Ventricular Synchrony in Pediatric Patients
At Children's Healthcare of Atlanta, children who have irregular heart rhythms are often referred for evaluation. Sometimes they also need a procedure to correct their irregular heart rhythm. An echocardiogram is routinely used as part of their evaluation and follow-up. The echocardiogram including Tissue Doppler Imaging (TDI) works by bouncing sound waves off the heart similar to radar. A new echocardiogram technology, Tissue Synchronization Imaging (TSI), should help doctors look at heart function compared to heart rhythm. All three of these are noninvasive, which means they work from a probe outside the body and are not painful.
The purpose of this study is to see how Tissue Synchronization Imaging works in patients with heart rhythm problems. We will use patients who have a heart irregularity. We will also look at children and young adults with normal heart function to establish normal values for TSI.
All pediatric patients we approach for this study will receive an echocardiogram recommended by their cardiologist (standard of care), plus TSI, a new part of a heart ultrasound The young adult population will undergo a heart ultrasound plus TSI. This young adult population will be selected from medical students at Emory University.

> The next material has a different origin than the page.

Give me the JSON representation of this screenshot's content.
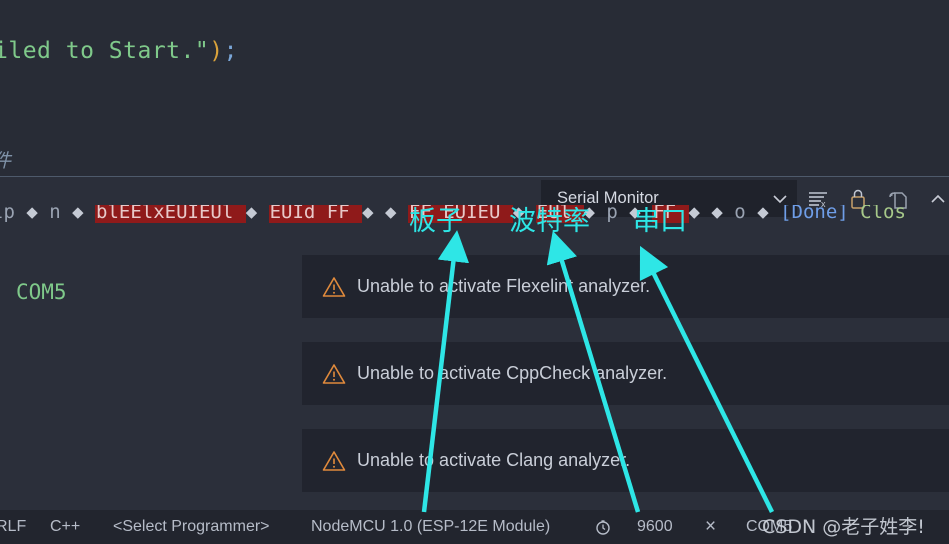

During the consent process, the medical students will be informed that participation is voluntary and if they decide not to participate, it will not affect their grades, etc.
Irregular Heart Rate
|Study Design:||Observational Model: Case Control
Time Perspective: Prospective
|Official Title:||A Single Center Prospective, Pilot Study Examining the Non-invasive Evaluation of Ventricular Synchrony in Pediatric Patients|
|Study Start Date:||June 2004|
|Study Completion Date:||December 2009|
|Primary Completion Date:||December 2009 (Final data collection date for primary outcome measure)|
Please refer to this study by its ClinicalTrials.gov identifier: NCT00165932
|United States, Georgia|
|Children's Healthcare of Atlanta at Egleston|
|Atlanta, Georgia, United States, 30322|
|Principal Investigator:||Patricio Frias, MD||Emory University|